AVAILABLE RECORDS section start

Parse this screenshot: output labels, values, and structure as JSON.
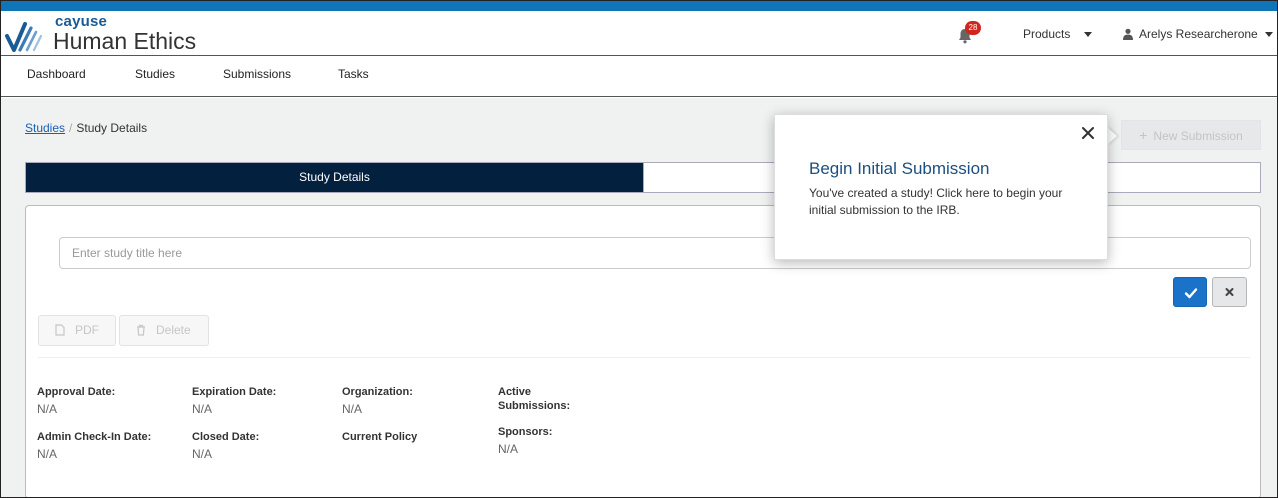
{
  "brand": {
    "company": "cayuse",
    "product": "Human Ethics"
  },
  "header": {
    "notifications_count": "28",
    "products_label": "Products",
    "user_name": "Arelys Researcherone"
  },
  "nav": {
    "items": [
      "Dashboard",
      "Studies",
      "Submissions",
      "Tasks"
    ]
  },
  "breadcrumb": {
    "parent": "Studies",
    "separator": "/",
    "current": "Study Details"
  },
  "actions": {
    "new_submission": "New Submission"
  },
  "tabs": {
    "active": "Study Details"
  },
  "study": {
    "title_placeholder": "Enter study title here",
    "pdf_label": "PDF",
    "delete_label": "Delete"
  },
  "fields": {
    "approval_date": {
      "label": "Approval Date:",
      "value": "N/A"
    },
    "expiration_date": {
      "label": "Expiration Date:",
      "value": "N/A"
    },
    "organization": {
      "label": "Organization:",
      "value": "N/A"
    },
    "active_submissions": {
      "label_line1": "Active",
      "label_line2": "Submissions:"
    },
    "admin_checkin_date": {
      "label": "Admin Check-In Date:",
      "value": "N/A"
    },
    "closed_date": {
      "label": "Closed Date:",
      "value": "N/A"
    },
    "current_policy": {
      "label": "Current Policy"
    },
    "sponsors": {
      "label": "Sponsors:",
      "value": "N/A"
    }
  },
  "popover": {
    "title": "Begin Initial Submission",
    "body": "You've created a study! Click here to begin your initial submission to the IRB."
  },
  "colors": {
    "topbar": "#0f74b8",
    "tab_active_bg": "#03203f",
    "primary_button": "#1a73c9",
    "popover_title": "#1c4f82",
    "badge": "#d0261d"
  }
}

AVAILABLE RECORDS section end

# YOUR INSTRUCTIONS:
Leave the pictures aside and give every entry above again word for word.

# FINISHED TASK:
Parse this screenshot: output labels, values, and structure as JSON.
{
  "brand": {
    "company": "cayuse",
    "product": "Human Ethics"
  },
  "header": {
    "notifications_count": "28",
    "products_label": "Products",
    "user_name": "Arelys Researcherone"
  },
  "nav": {
    "items": [
      "Dashboard",
      "Studies",
      "Submissions",
      "Tasks"
    ]
  },
  "breadcrumb": {
    "parent": "Studies",
    "separator": "/",
    "current": "Study Details"
  },
  "actions": {
    "new_submission": "New Submission"
  },
  "tabs": {
    "active": "Study Details"
  },
  "study": {
    "title_placeholder": "Enter study title here",
    "pdf_label": "PDF",
    "delete_label": "Delete"
  },
  "fields": {
    "approval_date": {
      "label": "Approval Date:",
      "value": "N/A"
    },
    "expiration_date": {
      "label": "Expiration Date:",
      "value": "N/A"
    },
    "organization": {
      "label": "Organization:",
      "value": "N/A"
    },
    "active_submissions": {
      "label_line1": "Active",
      "label_line2": "Submissions:"
    },
    "admin_checkin_date": {
      "label": "Admin Check-In Date:",
      "value": "N/A"
    },
    "closed_date": {
      "label": "Closed Date:",
      "value": "N/A"
    },
    "current_policy": {
      "label": "Current Policy"
    },
    "sponsors": {
      "label": "Sponsors:",
      "value": "N/A"
    }
  },
  "popover": {
    "title": "Begin Initial Submission",
    "body": "You've created a study! Click here to begin your initial submission to the IRB."
  },
  "colors": {
    "topbar": "#0f74b8",
    "tab_active_bg": "#03203f",
    "primary_button": "#1a73c9",
    "popover_title": "#1c4f82",
    "badge": "#d0261d"
  }
}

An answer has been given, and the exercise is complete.